- **PROBLEM DESCRIPTION**
Reproduce the entries in full. Exclude all images from the copy.

- **Recorded data**

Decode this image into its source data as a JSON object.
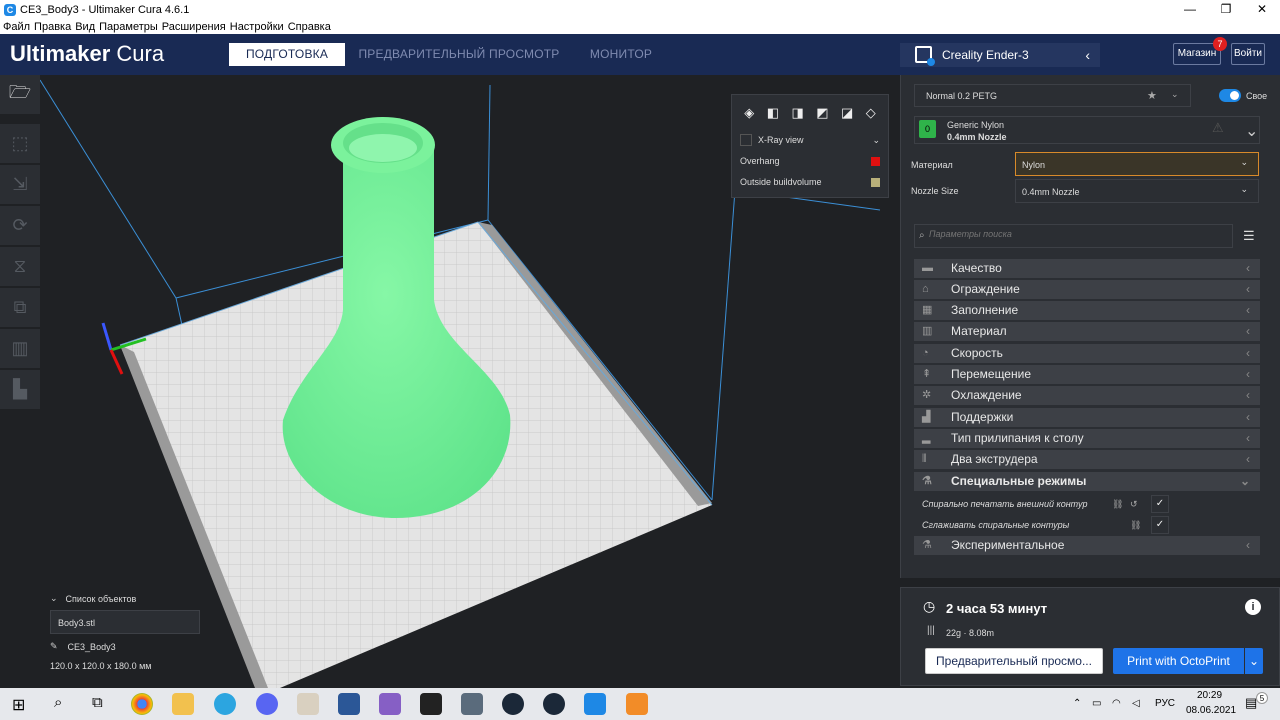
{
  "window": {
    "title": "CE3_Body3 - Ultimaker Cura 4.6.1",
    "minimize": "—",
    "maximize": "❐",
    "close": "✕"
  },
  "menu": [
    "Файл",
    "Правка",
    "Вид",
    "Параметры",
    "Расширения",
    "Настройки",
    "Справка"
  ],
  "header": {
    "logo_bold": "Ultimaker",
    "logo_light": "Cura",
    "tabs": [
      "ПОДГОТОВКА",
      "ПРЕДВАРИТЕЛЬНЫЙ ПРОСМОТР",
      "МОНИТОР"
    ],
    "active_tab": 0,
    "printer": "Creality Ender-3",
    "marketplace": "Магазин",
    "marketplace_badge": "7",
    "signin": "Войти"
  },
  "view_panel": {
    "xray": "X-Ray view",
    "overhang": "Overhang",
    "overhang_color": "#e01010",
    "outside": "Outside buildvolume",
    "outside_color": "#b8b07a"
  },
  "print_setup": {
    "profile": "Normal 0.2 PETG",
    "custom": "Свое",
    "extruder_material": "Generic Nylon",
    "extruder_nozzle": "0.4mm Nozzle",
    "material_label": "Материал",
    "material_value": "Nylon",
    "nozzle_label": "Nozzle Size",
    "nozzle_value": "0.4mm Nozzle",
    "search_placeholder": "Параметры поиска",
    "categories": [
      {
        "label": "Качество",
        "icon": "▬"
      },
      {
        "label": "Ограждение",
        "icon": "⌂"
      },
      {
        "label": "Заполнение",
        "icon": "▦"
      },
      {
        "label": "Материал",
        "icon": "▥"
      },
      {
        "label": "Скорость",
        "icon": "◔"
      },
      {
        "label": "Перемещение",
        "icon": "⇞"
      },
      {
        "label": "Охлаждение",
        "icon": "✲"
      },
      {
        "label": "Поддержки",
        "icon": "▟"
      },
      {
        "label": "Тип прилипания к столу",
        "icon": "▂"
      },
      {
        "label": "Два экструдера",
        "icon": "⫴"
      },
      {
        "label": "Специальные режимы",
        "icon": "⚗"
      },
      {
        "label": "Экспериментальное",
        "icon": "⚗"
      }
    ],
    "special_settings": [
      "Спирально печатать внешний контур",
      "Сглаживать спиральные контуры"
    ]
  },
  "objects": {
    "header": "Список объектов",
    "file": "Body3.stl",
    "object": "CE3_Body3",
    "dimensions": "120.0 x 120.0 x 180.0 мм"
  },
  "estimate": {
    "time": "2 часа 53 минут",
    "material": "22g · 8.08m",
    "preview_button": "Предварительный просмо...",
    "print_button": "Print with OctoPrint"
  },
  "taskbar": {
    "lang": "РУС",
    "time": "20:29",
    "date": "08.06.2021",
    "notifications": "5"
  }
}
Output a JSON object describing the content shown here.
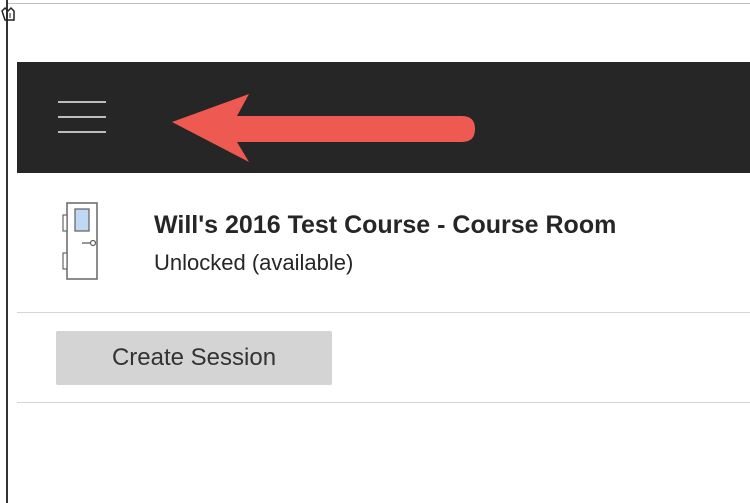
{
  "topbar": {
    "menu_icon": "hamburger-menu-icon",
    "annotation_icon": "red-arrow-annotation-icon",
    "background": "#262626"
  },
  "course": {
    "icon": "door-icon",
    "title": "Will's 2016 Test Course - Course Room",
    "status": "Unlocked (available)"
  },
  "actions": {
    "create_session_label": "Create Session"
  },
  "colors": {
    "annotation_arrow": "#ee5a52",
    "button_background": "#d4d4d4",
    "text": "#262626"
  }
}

- **SOLUTION**
Decode this image into its source data as a JSON object.
{
  "window": {
    "title": "CE3_Body3 - Ultimaker Cura 4.6.1",
    "minimize": "—",
    "maximize": "❐",
    "close": "✕"
  },
  "menu": [
    "Файл",
    "Правка",
    "Вид",
    "Параметры",
    "Расширения",
    "Настройки",
    "Справка"
  ],
  "header": {
    "logo_bold": "Ultimaker",
    "logo_light": "Cura",
    "tabs": [
      "ПОДГОТОВКА",
      "ПРЕДВАРИТЕЛЬНЫЙ ПРОСМОТР",
      "МОНИТОР"
    ],
    "active_tab": 0,
    "printer": "Creality Ender-3",
    "marketplace": "Магазин",
    "marketplace_badge": "7",
    "signin": "Войти"
  },
  "view_panel": {
    "xray": "X-Ray view",
    "overhang": "Overhang",
    "overhang_color": "#e01010",
    "outside": "Outside buildvolume",
    "outside_color": "#b8b07a"
  },
  "print_setup": {
    "profile": "Normal 0.2 PETG",
    "custom": "Свое",
    "extruder_material": "Generic Nylon",
    "extruder_nozzle": "0.4mm Nozzle",
    "material_label": "Материал",
    "material_value": "Nylon",
    "nozzle_label": "Nozzle Size",
    "nozzle_value": "0.4mm Nozzle",
    "search_placeholder": "Параметры поиска",
    "categories": [
      {
        "label": "Качество",
        "icon": "▬"
      },
      {
        "label": "Ограждение",
        "icon": "⌂"
      },
      {
        "label": "Заполнение",
        "icon": "▦"
      },
      {
        "label": "Материал",
        "icon": "▥"
      },
      {
        "label": "Скорость",
        "icon": "◔"
      },
      {
        "label": "Перемещение",
        "icon": "⇞"
      },
      {
        "label": "Охлаждение",
        "icon": "✲"
      },
      {
        "label": "Поддержки",
        "icon": "▟"
      },
      {
        "label": "Тип прилипания к столу",
        "icon": "▂"
      },
      {
        "label": "Два экструдера",
        "icon": "⫴"
      },
      {
        "label": "Специальные режимы",
        "icon": "⚗"
      },
      {
        "label": "Экспериментальное",
        "icon": "⚗"
      }
    ],
    "special_settings": [
      "Спирально печатать внешний контур",
      "Сглаживать спиральные контуры"
    ]
  },
  "objects": {
    "header": "Список объектов",
    "file": "Body3.stl",
    "object": "CE3_Body3",
    "dimensions": "120.0 x 120.0 x 180.0 мм"
  },
  "estimate": {
    "time": "2 часа 53 минут",
    "material": "22g · 8.08m",
    "preview_button": "Предварительный просмо...",
    "print_button": "Print with OctoPrint"
  },
  "taskbar": {
    "lang": "РУС",
    "time": "20:29",
    "date": "08.06.2021",
    "notifications": "5"
  }
}
Output a JSON object describing the content shown here.
{
  "topbar": {
    "menu_icon": "hamburger-menu-icon",
    "annotation_icon": "red-arrow-annotation-icon",
    "background": "#262626"
  },
  "course": {
    "icon": "door-icon",
    "title": "Will's 2016 Test Course - Course Room",
    "status": "Unlocked (available)"
  },
  "actions": {
    "create_session_label": "Create Session"
  },
  "colors": {
    "annotation_arrow": "#ee5a52",
    "button_background": "#d4d4d4",
    "text": "#262626"
  }
}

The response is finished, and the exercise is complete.